In the previous ‘Eating the elephant’ blogs, we’ve talked about tables and their implementation. Now, we will look at one of the ways to get data into a table. There are different ways to do this, but here we will look only at getting data into an external Hive table using HiveQL, which is the Hive query language. Sounds similar to SQL, doesn’t it? Well, that’s because a lot of it looks and smells similar. When you look at this example here, you will see what I mean!

Here is the Hive syntax to create an external table. In this post, we will look at simple examples, and perhaps look at partitioned tables on another occasion.

First things first; you need to create an external table to hold your data. Before you do, check the contents of the folder /user/hue/UNICEF if it exists. If not, don’t worry, we have the rest of the syntax below:

Create your table

CountryName     STRING,
AvgRankPosition     FLOAT,
MaterialWellBeing     FLOAT,
HealthAndSafety     FLOAT,
EducationalWellBeing     FLOAT,
FamilyPeersRelationships     FLOAT,
BehavioursAndRisks     FLOAT,
SubjectiveWellBeing     FLOAT)
LOCATION '/user/hue/UNICEF';
Note that the directory has now been created: /user/hue/UNICEF If it was not there already. 
You may now see it in the File Explorer, and here is an example below:


The next step is to upload some data to folders. For the purpose of showing what Hive does when you load up data files, let’s place a file into a different folder, called /user/hue/IncomeInequality/ and the file will be called ‘UNICEFreportcard.csv’ The syntax to load the file statically is here:

LOAD DATA INPATH ‘/user/hue/IncomeInequality/UNICEFreportcard.csv’ OVERWRITE INTO TABLE `unicefreportcard`;

You can see this here, and if it is not clear, you can click on the link to go to Flickr to see it in more detail:


Once you have executed the query, you can check that the data is in the table. This is easy to do, using the HUE interface. Simply to go the Beeswax UI, which you can see as the yellow icon at the top left hand side of the HUE interface, and then select the ‘Tables’ menu item from the grey bar just under the green bar. You can select the UNICEFreportcard table, and then choose ‘Sample’. You should see data, as in the example screenshot below:

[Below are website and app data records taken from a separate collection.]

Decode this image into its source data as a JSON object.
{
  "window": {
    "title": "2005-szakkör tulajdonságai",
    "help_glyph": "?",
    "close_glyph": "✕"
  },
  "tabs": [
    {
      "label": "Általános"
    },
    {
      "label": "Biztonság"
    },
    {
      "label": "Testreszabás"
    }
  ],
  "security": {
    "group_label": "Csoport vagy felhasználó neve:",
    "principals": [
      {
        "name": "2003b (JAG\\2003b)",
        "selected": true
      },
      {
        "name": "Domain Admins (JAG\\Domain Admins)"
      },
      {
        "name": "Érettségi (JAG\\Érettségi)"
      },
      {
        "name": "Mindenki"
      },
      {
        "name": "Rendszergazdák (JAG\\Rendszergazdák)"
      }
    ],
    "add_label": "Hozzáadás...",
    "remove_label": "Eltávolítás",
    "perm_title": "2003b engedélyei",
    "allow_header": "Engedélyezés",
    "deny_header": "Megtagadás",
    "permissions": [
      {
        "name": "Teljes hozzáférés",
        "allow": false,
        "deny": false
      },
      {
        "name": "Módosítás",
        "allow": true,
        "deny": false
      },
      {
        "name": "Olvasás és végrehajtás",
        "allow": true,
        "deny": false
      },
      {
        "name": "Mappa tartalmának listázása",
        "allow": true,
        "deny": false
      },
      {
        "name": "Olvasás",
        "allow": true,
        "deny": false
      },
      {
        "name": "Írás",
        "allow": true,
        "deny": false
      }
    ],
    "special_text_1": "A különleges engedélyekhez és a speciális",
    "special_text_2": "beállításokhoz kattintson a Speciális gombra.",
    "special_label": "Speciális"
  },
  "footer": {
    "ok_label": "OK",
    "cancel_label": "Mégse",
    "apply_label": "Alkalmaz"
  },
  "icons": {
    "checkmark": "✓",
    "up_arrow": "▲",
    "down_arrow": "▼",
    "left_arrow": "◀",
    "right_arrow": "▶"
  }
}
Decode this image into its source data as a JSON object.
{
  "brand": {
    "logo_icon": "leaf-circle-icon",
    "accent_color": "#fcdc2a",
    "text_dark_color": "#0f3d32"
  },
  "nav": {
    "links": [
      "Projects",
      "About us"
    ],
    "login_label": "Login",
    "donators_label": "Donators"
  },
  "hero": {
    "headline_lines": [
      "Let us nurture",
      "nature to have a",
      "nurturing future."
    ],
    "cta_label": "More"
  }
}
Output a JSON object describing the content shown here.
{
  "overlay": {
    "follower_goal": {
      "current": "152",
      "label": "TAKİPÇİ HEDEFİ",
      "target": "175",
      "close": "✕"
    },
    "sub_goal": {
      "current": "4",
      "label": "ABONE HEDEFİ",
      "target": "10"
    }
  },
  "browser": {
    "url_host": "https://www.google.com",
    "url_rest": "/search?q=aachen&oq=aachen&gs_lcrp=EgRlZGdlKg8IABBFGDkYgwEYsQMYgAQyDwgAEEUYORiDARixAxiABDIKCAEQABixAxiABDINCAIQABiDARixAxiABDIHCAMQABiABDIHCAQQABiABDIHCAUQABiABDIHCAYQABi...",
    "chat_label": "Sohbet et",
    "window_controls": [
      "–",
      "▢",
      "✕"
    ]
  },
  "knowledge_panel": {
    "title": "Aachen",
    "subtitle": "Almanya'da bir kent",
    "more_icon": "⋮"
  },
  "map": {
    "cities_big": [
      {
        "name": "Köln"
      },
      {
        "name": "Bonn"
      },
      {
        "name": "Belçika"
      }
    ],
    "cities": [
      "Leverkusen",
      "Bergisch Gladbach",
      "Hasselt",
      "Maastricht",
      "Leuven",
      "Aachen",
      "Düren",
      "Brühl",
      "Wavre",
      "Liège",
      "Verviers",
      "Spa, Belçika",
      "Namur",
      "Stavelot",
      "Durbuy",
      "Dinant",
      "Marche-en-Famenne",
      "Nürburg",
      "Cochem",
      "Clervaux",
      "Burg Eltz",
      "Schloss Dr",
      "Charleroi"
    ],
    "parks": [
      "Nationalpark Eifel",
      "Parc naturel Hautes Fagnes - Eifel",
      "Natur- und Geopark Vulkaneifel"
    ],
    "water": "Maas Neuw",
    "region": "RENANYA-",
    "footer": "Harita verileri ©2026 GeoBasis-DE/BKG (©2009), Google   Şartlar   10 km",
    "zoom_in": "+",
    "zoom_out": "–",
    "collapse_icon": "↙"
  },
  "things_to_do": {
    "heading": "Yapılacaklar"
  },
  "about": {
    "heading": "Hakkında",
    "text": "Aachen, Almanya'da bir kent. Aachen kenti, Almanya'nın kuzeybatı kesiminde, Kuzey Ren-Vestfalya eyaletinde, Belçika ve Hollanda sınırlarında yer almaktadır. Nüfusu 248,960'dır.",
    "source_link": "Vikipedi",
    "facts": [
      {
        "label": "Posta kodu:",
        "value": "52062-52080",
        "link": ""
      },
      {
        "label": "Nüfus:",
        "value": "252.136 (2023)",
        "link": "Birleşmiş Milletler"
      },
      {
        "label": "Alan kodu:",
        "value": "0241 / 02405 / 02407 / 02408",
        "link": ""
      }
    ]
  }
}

When the data is imported, where does it get stored for the external table?

The UNICEFreportcard file was originally in the IncomeInequality folder, but now the original UNICEFreportcard.csv file is moved from the IncomeInequality folder. Where has it gone? It has been moved to the UNICEF folder, which was specified as the location when we created the external table.

When we drop the table, the data file is not deleted. We can still see the CSV file in the UNICEF folder. This is straightforward to test; simply drop the table using the button, and then use File Explorer to go to UNICEF folder and you will see the CSV. Here it is:


To test the separation of the data and the table metadata, simply re-run the query to create the table as before. Now, when you view a sample of the data, you see the data as you did before. When you dropped the table originally, you simply removed the table metadata; the data itself was stored. The reason for this is due to the fact that this table is an External table, and Hive preserves a separation between the data and the table metadata.

If the table was an internal table, if you drop the table, the data will be deleted as well – so be careful!

To summarise, in this post,we’ve looked at one way of getting data into Hive. Our next steps will be to do something with the data, now that it is in Hive. So let’s move on to do some simple querying before we proceed to start to visualise the data.

I hope that helps!